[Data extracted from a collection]
* * * * *
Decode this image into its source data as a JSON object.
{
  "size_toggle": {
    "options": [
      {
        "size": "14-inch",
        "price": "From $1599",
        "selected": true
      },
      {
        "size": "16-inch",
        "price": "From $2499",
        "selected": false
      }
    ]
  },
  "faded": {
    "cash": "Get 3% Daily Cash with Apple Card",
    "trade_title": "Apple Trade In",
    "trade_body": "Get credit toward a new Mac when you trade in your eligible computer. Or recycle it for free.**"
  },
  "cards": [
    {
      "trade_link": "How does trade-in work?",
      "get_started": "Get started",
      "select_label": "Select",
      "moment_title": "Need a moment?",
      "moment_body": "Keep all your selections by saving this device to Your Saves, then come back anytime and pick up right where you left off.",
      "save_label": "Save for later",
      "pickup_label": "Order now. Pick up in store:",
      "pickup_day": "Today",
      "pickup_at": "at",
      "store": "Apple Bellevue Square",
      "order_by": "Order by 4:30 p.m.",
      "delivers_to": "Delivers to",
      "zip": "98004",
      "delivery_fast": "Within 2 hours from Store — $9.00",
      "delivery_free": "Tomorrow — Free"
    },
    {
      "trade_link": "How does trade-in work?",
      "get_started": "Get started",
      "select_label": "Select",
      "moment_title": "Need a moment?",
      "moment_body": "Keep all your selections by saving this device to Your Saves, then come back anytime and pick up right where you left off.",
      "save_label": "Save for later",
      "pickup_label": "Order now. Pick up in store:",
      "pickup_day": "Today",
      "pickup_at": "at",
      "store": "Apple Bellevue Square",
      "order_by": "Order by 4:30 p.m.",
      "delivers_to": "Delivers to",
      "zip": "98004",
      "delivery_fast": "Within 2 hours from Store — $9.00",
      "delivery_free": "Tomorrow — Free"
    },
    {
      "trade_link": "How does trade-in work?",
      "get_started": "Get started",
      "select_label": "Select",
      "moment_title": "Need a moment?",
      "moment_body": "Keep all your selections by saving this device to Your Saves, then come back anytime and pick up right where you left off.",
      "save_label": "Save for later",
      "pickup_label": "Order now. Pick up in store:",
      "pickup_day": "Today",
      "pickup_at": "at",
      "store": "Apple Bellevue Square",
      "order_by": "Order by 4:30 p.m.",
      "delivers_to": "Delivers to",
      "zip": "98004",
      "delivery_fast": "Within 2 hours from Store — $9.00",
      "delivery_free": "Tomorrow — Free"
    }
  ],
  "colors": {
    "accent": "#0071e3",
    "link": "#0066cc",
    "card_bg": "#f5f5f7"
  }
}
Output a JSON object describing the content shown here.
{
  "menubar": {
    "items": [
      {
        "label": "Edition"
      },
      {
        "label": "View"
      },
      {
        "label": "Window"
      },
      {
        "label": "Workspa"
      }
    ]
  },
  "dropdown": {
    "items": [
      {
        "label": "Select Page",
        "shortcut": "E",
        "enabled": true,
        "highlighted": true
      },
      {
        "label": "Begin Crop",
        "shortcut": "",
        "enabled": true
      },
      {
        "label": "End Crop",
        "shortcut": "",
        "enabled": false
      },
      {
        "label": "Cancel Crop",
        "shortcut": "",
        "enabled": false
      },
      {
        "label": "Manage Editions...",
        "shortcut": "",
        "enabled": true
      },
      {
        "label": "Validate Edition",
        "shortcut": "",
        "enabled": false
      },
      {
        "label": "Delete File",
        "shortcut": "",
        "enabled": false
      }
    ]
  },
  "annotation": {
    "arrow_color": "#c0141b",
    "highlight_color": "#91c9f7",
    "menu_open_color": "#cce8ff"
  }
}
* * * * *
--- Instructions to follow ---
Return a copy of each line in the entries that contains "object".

--- Response area ---
Decode this image into its source data as a JSON object.
Output a JSON object describing the content shown here.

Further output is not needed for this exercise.